Work order: Report the count of lines holding "Προστατευόμενες" in the records, with no other words.

· · ·

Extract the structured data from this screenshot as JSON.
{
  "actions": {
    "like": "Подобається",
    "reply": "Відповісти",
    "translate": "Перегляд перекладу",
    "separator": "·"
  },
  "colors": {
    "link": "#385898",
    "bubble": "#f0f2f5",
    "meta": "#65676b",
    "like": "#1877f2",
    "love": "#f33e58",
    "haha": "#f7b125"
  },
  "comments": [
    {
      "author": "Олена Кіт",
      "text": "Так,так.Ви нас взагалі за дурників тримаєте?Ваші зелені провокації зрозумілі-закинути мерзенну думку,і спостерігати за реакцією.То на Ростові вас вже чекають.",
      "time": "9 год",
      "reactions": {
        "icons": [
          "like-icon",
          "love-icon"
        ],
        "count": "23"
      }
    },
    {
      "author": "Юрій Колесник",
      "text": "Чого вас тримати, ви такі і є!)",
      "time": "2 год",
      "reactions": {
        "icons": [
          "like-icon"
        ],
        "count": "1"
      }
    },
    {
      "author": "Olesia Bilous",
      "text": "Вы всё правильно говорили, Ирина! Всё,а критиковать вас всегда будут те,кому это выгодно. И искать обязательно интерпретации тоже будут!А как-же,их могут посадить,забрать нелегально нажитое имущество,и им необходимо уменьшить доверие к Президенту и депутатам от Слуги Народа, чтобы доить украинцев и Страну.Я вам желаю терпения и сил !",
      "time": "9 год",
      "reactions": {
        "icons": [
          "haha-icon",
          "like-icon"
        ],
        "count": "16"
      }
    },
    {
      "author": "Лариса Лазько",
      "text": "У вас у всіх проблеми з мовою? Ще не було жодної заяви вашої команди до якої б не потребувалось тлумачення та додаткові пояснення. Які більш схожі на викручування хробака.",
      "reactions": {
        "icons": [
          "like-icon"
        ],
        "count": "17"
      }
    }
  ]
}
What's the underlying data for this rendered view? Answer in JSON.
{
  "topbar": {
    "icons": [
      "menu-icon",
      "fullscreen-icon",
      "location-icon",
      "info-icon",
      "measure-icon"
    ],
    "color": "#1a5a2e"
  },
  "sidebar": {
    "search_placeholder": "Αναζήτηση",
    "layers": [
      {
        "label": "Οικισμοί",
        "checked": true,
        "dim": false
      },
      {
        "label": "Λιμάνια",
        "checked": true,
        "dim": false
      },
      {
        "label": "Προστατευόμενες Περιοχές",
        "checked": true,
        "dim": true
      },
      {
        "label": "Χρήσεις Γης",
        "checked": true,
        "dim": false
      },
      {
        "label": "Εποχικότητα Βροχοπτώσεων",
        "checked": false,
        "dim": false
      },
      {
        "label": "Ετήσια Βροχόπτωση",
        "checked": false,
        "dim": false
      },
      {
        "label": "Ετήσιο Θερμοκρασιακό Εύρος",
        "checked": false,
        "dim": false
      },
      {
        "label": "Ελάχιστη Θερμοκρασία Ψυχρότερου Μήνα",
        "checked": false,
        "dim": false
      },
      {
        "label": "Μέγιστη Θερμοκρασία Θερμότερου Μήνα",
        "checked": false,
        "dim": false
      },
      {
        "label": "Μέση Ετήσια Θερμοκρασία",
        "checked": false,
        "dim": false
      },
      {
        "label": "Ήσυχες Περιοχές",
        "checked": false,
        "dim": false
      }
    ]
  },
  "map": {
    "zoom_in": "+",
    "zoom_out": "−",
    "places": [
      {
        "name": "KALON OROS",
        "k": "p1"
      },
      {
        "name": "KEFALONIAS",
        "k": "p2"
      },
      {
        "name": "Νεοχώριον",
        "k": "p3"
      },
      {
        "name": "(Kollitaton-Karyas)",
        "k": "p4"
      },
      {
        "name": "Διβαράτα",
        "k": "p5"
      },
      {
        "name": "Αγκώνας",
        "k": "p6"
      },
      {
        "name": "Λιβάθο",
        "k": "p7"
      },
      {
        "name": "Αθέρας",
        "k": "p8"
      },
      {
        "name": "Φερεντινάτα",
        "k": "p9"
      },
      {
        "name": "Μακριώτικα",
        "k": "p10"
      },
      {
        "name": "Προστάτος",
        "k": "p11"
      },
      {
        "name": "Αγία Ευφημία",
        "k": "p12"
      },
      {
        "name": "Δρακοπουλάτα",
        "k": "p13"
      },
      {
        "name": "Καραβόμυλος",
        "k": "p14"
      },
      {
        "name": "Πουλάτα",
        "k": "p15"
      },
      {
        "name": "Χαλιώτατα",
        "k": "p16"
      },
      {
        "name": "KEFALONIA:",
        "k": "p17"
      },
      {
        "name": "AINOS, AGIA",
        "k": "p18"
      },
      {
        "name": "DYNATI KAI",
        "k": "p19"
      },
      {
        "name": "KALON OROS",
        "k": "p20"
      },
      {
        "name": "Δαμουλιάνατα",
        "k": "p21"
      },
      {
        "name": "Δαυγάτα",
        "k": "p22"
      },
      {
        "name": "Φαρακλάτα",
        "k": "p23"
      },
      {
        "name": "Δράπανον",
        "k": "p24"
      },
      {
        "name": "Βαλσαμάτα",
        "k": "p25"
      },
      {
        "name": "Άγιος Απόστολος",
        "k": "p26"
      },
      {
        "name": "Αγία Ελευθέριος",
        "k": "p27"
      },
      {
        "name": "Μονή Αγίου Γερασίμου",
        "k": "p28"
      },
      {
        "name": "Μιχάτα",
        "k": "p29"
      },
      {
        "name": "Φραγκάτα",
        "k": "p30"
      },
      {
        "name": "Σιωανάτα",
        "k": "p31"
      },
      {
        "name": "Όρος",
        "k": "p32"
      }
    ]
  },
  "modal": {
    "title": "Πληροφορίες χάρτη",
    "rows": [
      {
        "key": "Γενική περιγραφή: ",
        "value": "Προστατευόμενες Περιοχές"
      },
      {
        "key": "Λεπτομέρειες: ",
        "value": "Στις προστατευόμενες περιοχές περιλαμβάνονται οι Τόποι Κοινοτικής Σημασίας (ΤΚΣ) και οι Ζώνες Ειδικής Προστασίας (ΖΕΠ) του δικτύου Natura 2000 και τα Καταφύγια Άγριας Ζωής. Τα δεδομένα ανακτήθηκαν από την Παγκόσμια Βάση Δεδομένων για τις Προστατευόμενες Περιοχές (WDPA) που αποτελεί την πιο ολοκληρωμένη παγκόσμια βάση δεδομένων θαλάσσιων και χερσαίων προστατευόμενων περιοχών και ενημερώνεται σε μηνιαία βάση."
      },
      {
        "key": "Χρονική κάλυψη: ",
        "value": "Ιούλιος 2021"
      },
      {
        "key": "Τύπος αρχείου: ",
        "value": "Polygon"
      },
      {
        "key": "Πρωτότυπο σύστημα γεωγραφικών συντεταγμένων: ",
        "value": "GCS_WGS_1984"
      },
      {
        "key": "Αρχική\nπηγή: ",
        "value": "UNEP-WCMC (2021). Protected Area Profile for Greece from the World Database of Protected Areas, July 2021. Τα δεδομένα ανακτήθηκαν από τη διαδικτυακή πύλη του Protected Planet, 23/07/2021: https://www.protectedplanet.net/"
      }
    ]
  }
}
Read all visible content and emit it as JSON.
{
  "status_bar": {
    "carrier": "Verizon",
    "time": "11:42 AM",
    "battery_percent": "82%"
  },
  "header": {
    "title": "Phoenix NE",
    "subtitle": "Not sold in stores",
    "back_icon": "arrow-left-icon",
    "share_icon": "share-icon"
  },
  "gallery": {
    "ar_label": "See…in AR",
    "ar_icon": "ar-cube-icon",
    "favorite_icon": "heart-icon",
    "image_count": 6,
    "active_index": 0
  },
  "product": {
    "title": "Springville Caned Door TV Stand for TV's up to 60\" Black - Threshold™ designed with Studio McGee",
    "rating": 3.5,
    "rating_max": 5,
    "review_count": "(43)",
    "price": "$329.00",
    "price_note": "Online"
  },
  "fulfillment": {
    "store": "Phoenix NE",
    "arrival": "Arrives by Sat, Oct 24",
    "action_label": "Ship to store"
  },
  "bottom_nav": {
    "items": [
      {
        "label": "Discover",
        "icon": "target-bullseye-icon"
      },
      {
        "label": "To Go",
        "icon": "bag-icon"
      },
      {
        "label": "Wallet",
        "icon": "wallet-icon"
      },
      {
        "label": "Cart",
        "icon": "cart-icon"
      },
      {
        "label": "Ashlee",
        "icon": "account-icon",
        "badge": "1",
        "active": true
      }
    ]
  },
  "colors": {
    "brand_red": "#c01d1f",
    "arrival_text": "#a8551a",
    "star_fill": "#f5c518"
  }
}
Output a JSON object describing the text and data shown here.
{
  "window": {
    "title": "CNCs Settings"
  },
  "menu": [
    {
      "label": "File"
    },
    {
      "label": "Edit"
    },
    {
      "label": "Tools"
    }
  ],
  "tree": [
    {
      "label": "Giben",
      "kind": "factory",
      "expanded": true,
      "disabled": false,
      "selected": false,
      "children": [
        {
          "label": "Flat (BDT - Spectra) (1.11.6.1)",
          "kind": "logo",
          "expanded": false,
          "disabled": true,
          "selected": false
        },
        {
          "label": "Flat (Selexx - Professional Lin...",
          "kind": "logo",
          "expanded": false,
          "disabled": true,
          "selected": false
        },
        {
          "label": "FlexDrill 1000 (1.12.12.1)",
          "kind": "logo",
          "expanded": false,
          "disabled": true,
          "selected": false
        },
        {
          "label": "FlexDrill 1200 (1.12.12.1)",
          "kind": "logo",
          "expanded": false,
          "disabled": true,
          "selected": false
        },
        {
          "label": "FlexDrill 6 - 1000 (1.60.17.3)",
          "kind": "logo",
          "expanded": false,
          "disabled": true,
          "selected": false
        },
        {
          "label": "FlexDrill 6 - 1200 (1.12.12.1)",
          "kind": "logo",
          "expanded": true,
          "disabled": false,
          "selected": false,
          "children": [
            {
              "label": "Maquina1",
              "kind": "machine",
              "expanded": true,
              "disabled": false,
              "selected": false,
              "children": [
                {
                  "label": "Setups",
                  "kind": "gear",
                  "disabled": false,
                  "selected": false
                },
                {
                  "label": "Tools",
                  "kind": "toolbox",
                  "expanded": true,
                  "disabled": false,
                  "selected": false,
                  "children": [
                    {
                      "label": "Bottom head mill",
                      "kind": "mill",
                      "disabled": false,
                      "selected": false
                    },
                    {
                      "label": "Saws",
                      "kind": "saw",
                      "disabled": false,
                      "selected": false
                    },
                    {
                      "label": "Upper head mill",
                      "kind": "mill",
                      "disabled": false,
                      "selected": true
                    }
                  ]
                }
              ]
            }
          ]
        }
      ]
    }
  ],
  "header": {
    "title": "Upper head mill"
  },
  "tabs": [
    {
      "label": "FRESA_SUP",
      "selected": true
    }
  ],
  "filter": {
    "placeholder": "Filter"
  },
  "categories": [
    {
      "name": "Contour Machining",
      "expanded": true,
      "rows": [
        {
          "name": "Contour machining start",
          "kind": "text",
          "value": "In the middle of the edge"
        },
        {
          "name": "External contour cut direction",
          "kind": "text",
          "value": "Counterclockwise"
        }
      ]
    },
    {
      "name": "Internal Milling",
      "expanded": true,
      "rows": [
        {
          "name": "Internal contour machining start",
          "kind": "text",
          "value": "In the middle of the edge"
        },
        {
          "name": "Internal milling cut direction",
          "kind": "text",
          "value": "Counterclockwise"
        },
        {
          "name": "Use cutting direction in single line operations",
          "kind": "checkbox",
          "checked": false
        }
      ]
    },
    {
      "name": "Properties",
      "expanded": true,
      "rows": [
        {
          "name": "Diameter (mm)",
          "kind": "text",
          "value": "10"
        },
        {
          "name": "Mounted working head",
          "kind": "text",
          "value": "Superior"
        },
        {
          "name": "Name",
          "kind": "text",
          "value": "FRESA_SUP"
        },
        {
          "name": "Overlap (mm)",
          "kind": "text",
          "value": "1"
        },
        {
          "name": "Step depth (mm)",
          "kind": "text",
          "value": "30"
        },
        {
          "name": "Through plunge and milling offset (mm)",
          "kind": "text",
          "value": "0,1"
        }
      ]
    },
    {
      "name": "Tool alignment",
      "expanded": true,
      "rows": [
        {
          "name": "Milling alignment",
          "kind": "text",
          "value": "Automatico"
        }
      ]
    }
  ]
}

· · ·

Exercise result: 3